## EXERCISE AIM:
Report all lines in the records that hold the string "email".

## EXERCISE DATA:
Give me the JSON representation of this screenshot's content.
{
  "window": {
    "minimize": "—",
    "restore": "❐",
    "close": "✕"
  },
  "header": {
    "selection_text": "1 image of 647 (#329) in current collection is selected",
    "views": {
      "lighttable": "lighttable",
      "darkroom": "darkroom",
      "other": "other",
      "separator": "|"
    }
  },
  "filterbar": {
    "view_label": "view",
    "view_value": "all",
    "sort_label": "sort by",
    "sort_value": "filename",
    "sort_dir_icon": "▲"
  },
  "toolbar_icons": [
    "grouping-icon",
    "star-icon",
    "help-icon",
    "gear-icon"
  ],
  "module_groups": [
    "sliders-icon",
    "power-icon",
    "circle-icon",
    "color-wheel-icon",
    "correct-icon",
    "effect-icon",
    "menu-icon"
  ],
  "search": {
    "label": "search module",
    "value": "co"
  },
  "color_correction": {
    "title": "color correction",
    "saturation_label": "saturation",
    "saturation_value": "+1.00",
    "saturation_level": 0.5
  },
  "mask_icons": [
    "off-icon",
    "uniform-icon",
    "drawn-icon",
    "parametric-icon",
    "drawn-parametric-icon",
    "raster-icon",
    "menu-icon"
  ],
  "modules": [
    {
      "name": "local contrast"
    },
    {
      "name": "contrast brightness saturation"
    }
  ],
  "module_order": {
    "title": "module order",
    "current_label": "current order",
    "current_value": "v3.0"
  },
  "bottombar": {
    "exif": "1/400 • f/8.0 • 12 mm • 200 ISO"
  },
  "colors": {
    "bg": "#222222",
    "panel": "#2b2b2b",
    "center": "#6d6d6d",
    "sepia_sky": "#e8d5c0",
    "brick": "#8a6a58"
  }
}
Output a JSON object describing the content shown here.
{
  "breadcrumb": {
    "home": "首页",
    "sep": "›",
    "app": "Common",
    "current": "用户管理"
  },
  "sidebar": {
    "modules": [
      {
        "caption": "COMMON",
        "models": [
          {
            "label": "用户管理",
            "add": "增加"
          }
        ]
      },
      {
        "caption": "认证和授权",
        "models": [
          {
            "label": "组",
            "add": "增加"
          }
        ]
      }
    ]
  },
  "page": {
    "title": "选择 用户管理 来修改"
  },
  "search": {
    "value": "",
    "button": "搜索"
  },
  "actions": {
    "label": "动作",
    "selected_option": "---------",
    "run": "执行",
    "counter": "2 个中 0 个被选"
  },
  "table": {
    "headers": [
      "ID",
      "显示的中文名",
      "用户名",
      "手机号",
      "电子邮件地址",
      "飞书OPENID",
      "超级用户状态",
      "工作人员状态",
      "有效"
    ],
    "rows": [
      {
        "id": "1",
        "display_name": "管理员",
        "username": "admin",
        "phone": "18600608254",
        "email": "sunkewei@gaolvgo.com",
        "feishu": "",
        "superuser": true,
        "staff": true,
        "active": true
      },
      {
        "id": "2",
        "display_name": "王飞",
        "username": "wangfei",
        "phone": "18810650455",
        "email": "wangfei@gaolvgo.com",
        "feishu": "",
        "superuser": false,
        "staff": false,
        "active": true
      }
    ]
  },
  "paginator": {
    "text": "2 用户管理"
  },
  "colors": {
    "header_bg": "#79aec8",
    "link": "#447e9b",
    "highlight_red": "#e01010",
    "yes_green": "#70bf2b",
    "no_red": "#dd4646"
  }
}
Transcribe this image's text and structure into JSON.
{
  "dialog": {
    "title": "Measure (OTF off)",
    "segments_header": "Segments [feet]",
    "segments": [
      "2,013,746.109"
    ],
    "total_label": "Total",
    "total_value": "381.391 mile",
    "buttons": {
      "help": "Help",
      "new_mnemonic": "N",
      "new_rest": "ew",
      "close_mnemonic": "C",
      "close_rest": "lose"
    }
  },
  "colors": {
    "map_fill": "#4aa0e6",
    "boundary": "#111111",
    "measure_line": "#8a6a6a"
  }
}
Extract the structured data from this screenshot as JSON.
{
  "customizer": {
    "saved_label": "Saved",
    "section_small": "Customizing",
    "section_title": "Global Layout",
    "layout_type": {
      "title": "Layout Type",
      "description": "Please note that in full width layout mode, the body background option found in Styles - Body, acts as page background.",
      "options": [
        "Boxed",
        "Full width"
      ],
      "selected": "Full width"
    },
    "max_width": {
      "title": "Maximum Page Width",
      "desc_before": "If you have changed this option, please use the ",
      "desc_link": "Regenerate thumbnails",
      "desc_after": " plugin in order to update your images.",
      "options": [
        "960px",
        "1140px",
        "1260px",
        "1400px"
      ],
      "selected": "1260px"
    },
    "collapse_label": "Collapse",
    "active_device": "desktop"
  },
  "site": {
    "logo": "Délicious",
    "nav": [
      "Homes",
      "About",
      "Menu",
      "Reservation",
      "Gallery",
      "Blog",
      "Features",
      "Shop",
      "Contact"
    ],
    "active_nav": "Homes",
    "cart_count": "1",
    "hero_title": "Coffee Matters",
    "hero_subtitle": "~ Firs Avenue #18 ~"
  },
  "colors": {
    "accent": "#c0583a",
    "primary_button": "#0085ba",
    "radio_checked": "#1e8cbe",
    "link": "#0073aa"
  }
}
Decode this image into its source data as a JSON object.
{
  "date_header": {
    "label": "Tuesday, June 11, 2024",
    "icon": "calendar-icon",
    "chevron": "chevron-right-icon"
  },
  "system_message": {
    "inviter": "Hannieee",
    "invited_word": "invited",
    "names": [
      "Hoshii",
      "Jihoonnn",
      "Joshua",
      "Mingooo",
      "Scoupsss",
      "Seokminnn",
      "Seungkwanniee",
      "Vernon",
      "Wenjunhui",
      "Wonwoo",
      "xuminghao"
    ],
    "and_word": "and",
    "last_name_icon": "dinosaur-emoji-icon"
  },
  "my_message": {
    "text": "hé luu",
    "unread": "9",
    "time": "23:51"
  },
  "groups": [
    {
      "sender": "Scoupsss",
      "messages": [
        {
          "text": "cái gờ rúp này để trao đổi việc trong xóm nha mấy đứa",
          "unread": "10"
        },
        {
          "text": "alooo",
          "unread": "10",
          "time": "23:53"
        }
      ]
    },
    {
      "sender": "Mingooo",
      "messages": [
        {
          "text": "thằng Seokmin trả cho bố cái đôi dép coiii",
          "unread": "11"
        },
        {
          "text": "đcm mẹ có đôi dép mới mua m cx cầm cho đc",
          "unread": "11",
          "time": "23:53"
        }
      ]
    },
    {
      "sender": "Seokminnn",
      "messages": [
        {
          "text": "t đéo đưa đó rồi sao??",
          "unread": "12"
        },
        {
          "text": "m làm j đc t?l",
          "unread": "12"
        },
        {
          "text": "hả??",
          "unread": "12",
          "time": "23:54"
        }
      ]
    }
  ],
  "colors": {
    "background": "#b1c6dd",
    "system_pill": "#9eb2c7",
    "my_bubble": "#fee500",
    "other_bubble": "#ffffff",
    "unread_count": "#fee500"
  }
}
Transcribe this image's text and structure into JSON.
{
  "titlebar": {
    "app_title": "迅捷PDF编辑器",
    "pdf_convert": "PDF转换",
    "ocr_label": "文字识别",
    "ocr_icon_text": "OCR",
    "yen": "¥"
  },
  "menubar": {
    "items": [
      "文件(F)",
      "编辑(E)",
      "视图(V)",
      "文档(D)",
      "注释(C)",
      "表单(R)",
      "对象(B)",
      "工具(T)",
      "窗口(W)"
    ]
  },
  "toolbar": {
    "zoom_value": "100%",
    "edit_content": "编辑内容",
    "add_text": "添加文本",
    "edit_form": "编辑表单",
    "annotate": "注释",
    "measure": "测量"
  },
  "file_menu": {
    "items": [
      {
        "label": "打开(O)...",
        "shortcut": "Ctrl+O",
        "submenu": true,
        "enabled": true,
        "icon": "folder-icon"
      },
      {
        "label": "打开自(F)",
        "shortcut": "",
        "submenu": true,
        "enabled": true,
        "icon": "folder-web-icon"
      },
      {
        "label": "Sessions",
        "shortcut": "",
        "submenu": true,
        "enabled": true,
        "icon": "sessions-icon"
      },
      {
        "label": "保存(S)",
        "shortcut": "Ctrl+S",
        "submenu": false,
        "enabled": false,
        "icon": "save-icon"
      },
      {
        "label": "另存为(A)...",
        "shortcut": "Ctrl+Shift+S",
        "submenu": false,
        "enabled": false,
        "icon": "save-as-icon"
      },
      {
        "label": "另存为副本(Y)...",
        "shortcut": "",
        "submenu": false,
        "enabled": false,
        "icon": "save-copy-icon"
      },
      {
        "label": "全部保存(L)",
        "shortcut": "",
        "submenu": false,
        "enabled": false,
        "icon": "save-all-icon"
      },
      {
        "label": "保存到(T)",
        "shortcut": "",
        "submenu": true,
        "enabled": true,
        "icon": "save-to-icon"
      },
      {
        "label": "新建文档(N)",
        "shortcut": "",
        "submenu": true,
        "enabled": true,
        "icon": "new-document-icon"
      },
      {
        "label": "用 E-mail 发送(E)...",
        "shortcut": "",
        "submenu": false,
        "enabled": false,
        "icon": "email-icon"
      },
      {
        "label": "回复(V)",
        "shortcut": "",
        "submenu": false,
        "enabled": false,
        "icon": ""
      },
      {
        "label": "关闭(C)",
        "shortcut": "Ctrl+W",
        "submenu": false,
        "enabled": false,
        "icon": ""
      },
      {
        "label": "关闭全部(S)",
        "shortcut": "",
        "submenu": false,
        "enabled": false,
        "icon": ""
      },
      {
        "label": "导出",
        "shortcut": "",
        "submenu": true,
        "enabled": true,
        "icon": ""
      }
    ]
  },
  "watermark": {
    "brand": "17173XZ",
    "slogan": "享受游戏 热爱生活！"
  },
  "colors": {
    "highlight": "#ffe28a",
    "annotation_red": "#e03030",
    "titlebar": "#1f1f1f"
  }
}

## EXPECTED OUTPUT:
        "email": "sunkewei@gaolvgo.com",
        "email": "wangfei@gaolvgo.com",
        "icon": "email-icon"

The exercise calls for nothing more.